*Exercise description:* Every line that contains the word "Temperature" is to be copied from the listing.

------------------------------------------------------------------------

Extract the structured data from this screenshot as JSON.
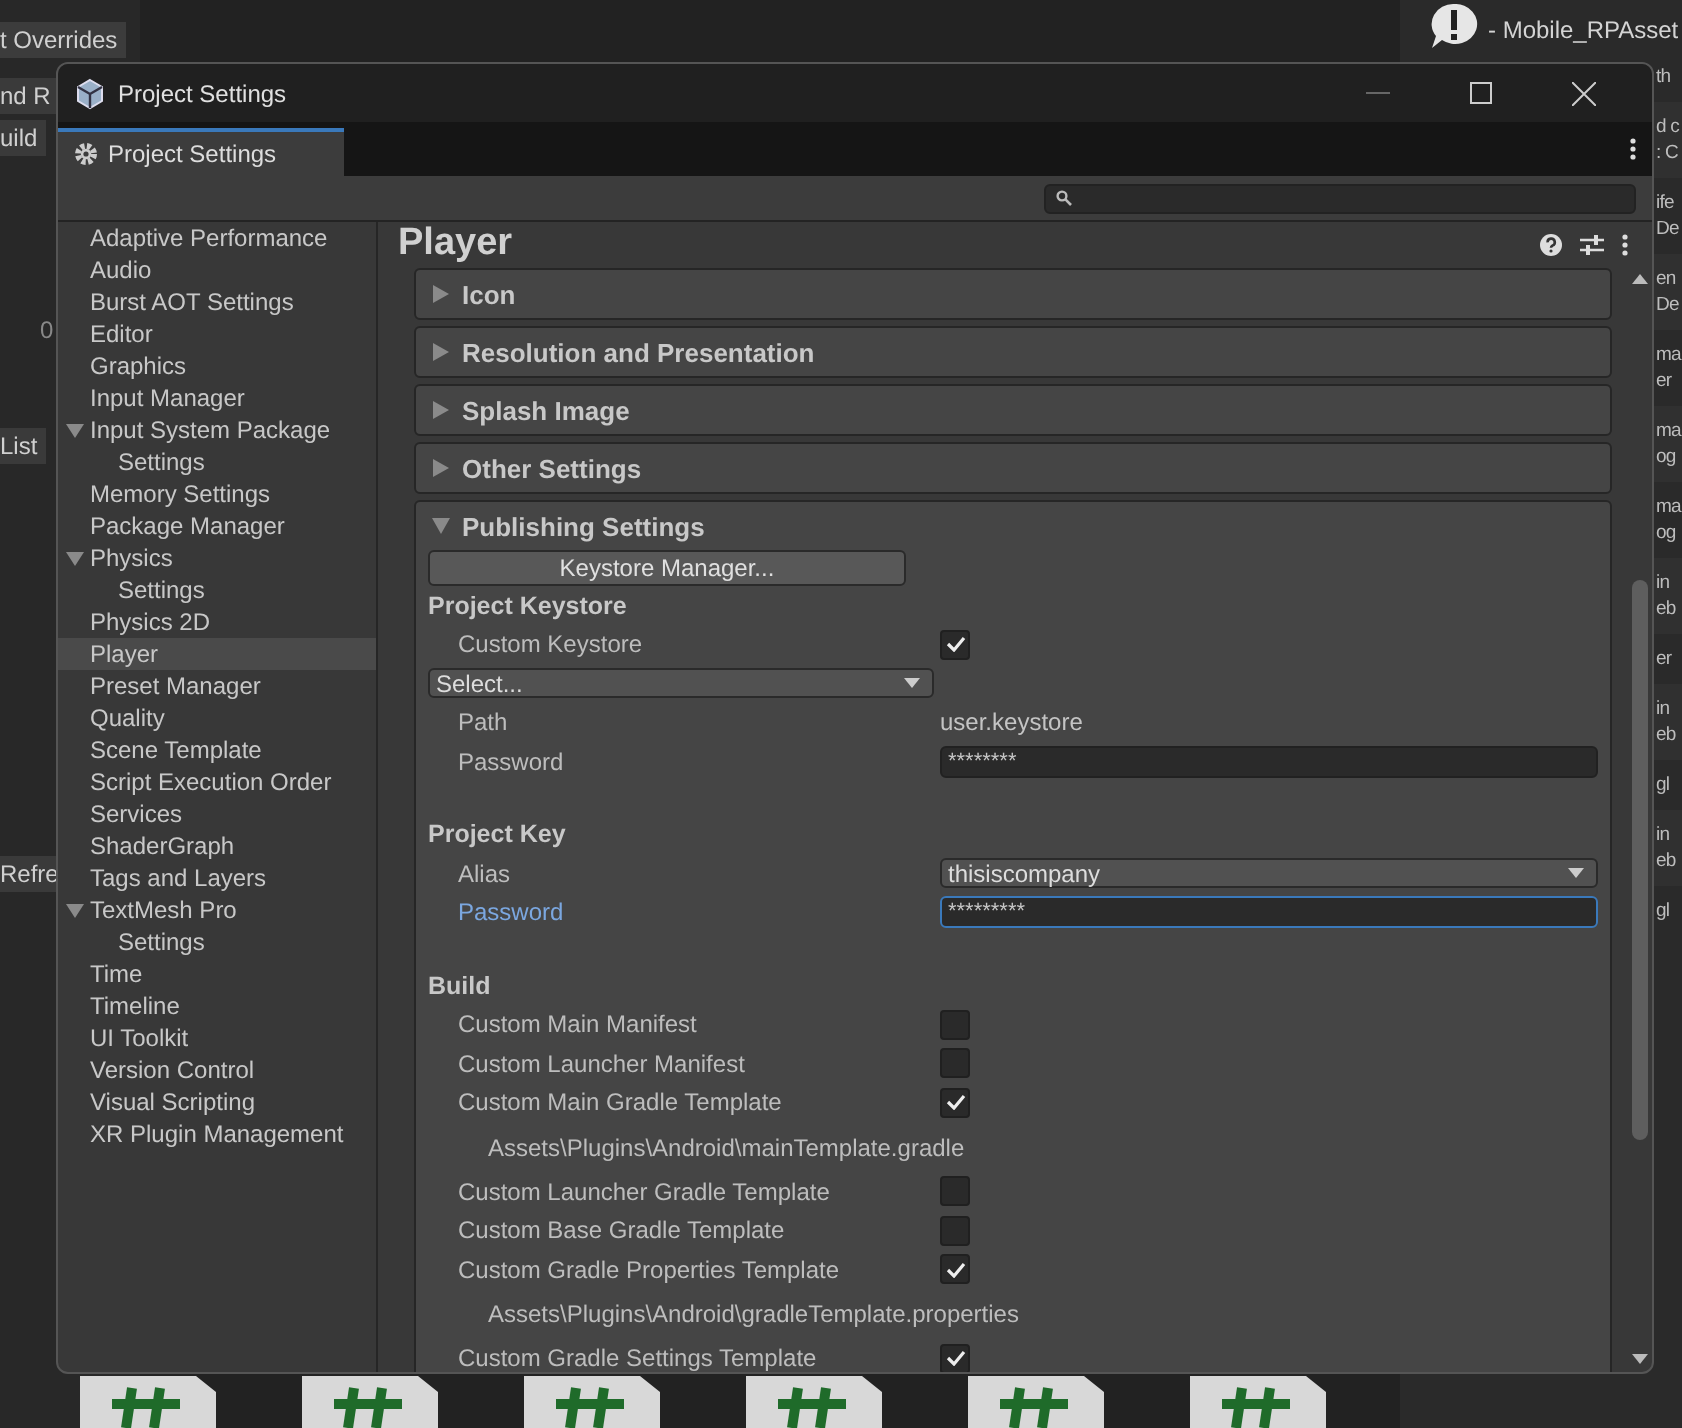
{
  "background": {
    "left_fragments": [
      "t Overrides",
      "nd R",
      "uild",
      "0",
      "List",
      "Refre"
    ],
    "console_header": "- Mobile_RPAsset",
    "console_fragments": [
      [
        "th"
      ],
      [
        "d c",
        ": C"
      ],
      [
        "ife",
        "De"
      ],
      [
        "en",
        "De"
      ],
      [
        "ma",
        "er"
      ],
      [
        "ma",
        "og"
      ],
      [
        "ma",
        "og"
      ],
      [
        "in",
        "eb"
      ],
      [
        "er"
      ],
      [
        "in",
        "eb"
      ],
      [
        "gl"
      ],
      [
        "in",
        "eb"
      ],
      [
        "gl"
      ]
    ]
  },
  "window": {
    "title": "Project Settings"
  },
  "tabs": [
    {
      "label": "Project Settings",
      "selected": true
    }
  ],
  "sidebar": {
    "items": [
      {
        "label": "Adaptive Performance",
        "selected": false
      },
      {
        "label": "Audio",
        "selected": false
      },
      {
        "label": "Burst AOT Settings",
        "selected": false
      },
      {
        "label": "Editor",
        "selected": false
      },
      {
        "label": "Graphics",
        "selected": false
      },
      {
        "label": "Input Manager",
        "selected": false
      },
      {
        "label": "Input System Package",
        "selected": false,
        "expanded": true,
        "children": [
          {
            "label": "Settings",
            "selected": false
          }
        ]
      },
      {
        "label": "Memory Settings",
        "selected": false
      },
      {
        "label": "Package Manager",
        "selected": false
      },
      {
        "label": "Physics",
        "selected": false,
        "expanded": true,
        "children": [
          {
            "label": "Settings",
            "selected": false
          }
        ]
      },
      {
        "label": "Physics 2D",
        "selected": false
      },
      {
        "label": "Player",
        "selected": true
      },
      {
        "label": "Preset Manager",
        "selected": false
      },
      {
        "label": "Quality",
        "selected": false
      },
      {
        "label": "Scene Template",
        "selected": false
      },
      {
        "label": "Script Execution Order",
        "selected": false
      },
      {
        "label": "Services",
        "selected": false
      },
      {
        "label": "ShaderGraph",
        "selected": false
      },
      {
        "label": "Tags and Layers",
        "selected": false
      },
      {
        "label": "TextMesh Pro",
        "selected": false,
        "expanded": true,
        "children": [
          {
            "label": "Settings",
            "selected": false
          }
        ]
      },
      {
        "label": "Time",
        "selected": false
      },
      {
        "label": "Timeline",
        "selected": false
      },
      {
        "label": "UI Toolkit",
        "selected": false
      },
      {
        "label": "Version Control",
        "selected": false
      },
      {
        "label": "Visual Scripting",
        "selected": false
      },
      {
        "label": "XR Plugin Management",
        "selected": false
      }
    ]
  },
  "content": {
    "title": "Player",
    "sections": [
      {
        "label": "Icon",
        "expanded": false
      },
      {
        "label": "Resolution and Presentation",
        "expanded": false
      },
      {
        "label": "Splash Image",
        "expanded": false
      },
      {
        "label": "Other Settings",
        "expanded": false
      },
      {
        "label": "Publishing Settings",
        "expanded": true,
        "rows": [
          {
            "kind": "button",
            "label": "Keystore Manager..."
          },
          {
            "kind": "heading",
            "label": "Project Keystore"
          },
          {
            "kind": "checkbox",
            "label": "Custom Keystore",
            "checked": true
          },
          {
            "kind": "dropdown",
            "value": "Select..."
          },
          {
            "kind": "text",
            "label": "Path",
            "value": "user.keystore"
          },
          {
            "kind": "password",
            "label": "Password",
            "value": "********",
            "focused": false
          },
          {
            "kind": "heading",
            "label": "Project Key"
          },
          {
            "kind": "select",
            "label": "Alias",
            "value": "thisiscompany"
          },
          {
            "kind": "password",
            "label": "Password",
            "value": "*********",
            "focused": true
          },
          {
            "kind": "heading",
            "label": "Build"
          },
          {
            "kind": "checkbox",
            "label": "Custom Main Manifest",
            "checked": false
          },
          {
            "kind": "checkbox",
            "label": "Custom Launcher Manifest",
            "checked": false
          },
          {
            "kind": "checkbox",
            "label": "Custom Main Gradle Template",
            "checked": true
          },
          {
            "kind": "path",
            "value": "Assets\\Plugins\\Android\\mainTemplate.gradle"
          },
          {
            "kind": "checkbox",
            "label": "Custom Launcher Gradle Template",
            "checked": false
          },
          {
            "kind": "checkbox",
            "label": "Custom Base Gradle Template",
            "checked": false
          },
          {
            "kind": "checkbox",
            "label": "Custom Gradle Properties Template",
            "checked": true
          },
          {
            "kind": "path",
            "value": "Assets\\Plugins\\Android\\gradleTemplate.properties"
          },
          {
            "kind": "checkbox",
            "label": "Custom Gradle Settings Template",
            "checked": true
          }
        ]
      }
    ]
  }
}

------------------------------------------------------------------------

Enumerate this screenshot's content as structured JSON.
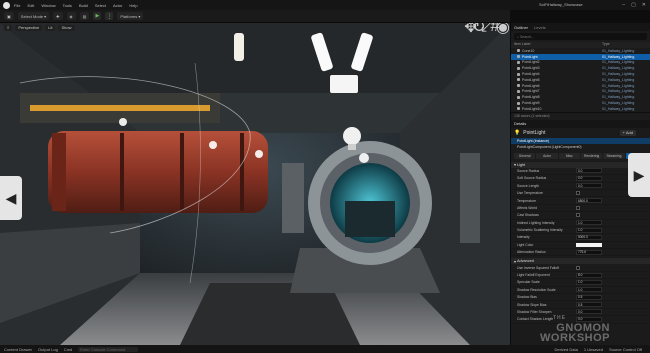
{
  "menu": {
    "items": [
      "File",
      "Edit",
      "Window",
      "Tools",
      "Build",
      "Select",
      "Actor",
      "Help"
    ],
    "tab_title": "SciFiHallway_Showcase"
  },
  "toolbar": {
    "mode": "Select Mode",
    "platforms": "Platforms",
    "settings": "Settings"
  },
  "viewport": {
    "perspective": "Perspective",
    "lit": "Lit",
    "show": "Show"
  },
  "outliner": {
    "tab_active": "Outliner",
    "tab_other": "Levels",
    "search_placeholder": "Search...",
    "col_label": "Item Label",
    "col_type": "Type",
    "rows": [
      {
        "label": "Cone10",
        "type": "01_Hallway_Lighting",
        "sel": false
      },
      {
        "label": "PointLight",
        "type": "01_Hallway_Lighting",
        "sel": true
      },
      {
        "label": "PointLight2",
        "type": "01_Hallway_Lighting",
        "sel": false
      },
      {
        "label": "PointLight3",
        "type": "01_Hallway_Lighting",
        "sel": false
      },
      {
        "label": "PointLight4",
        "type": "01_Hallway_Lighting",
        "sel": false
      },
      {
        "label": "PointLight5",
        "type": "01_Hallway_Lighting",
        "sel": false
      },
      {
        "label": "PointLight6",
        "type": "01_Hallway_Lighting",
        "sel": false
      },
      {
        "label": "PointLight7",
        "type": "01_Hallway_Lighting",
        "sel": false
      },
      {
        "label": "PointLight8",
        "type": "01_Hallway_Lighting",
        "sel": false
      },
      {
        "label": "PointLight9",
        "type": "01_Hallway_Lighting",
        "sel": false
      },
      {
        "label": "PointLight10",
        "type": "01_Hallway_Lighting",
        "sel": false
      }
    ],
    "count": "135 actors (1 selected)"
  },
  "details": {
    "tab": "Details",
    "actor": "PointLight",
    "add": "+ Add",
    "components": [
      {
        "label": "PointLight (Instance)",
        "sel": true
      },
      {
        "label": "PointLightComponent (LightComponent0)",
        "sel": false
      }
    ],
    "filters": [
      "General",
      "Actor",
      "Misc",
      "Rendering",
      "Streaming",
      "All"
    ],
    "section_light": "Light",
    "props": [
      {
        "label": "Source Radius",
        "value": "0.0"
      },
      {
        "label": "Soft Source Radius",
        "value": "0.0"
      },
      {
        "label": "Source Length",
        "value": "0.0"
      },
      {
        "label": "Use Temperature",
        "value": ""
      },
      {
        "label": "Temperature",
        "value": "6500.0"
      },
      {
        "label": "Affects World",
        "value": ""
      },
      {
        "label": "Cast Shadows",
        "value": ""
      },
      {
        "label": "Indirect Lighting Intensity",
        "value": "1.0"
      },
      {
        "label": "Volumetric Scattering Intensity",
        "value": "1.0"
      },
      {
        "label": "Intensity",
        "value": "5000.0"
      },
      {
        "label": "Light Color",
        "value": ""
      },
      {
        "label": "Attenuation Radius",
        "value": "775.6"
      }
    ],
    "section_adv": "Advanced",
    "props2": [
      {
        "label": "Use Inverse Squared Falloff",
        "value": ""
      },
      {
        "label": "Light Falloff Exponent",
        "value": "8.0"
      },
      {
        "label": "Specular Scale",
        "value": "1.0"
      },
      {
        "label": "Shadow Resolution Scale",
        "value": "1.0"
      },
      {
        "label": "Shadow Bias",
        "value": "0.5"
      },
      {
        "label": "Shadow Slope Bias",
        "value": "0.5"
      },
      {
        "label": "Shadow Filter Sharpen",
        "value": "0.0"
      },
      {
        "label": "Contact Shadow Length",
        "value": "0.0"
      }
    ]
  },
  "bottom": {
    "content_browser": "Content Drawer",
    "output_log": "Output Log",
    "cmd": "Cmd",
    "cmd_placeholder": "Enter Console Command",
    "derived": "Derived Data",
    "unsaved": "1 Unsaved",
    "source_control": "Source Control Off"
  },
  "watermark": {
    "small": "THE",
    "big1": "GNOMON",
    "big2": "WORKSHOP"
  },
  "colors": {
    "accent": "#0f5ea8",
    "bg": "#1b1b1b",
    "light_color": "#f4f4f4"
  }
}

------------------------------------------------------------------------

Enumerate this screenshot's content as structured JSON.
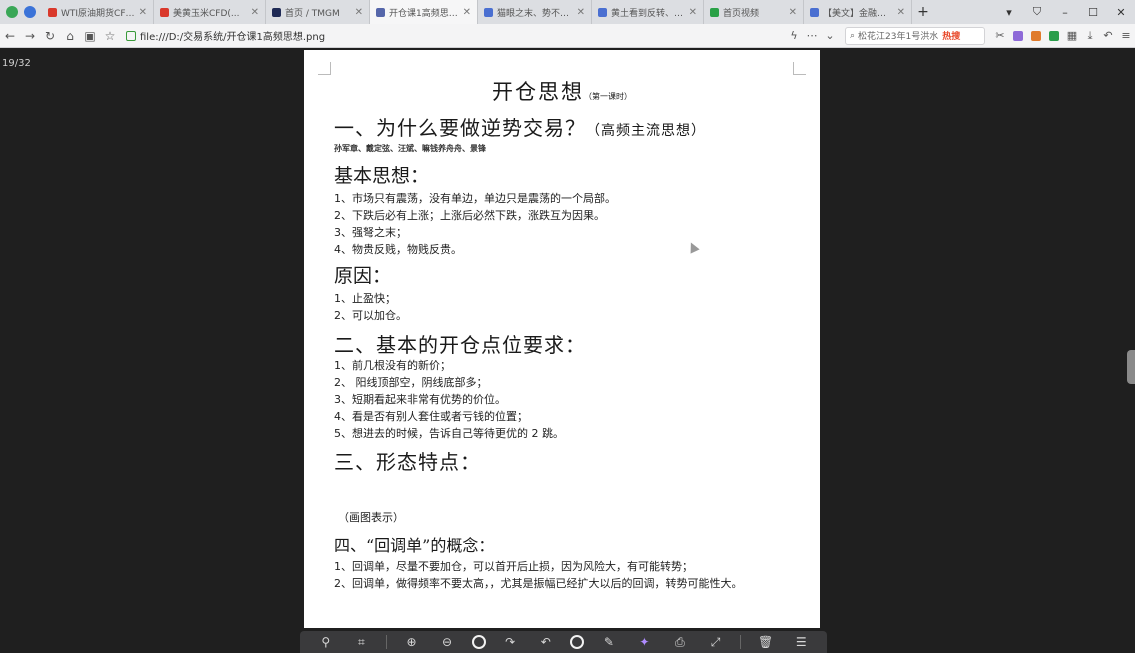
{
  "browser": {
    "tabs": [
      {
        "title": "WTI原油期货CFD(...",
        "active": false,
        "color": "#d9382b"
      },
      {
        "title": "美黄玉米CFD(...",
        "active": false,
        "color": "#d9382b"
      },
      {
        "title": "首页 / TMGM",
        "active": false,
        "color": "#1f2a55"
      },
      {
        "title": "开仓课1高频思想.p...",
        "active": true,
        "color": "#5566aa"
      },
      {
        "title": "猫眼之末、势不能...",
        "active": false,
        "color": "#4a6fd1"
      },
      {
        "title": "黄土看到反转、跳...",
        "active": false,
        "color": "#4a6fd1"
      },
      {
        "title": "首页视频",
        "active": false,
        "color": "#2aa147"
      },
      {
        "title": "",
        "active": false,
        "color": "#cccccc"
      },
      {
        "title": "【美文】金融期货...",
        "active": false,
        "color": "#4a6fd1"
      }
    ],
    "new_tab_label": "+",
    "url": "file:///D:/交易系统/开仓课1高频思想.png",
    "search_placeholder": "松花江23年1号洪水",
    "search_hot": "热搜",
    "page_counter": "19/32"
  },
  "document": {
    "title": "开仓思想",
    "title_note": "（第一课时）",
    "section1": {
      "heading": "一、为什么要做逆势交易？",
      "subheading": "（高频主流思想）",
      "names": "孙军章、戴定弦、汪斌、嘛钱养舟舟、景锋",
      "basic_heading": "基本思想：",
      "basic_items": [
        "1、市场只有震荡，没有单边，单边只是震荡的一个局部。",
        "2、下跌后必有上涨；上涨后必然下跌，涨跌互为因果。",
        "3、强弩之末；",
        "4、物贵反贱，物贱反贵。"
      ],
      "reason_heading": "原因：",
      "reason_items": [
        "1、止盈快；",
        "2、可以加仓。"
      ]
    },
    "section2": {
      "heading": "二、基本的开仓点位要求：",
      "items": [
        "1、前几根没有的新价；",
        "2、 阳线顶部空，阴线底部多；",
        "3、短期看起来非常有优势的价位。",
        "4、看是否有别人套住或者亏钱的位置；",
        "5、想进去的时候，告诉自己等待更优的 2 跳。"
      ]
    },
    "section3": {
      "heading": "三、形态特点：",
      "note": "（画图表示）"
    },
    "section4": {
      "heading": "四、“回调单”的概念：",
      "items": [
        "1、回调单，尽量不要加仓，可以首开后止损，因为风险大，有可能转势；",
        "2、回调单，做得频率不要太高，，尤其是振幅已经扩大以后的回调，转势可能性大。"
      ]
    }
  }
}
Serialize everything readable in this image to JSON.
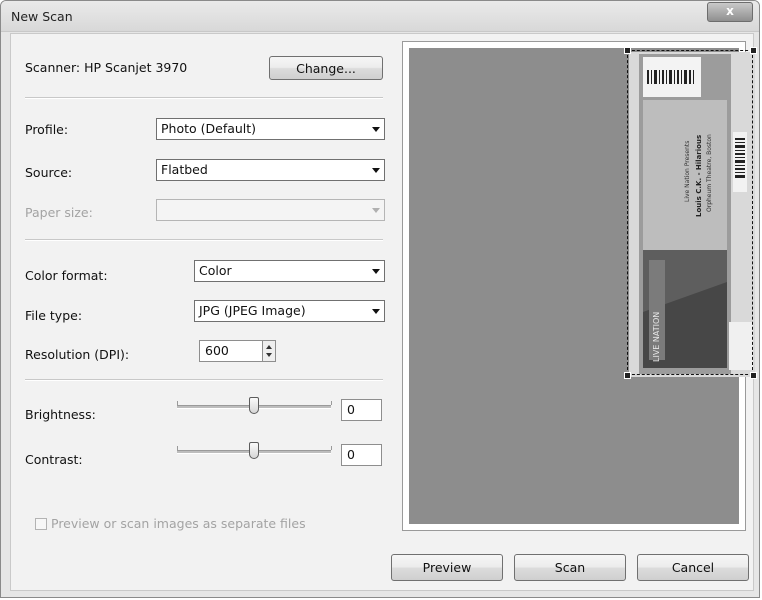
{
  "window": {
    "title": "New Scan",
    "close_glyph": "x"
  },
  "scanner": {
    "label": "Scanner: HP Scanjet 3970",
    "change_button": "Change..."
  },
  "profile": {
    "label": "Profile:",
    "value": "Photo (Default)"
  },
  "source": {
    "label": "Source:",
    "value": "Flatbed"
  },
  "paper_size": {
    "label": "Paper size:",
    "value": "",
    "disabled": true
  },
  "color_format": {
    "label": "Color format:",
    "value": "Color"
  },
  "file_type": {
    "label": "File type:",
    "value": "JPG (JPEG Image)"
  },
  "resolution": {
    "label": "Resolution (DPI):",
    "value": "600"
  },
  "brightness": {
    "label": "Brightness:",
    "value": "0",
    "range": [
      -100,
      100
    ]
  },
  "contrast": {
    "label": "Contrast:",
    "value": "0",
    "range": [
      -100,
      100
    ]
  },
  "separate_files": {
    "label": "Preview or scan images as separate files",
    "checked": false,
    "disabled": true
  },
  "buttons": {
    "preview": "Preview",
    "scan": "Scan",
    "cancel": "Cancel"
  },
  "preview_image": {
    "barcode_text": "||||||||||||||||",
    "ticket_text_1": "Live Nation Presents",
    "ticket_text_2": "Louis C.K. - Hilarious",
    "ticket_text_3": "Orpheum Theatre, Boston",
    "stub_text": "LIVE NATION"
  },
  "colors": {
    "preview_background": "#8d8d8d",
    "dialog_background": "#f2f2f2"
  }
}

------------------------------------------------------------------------

*Answer section:*
        "label": "Use Temperature",
        "label": "Temperature",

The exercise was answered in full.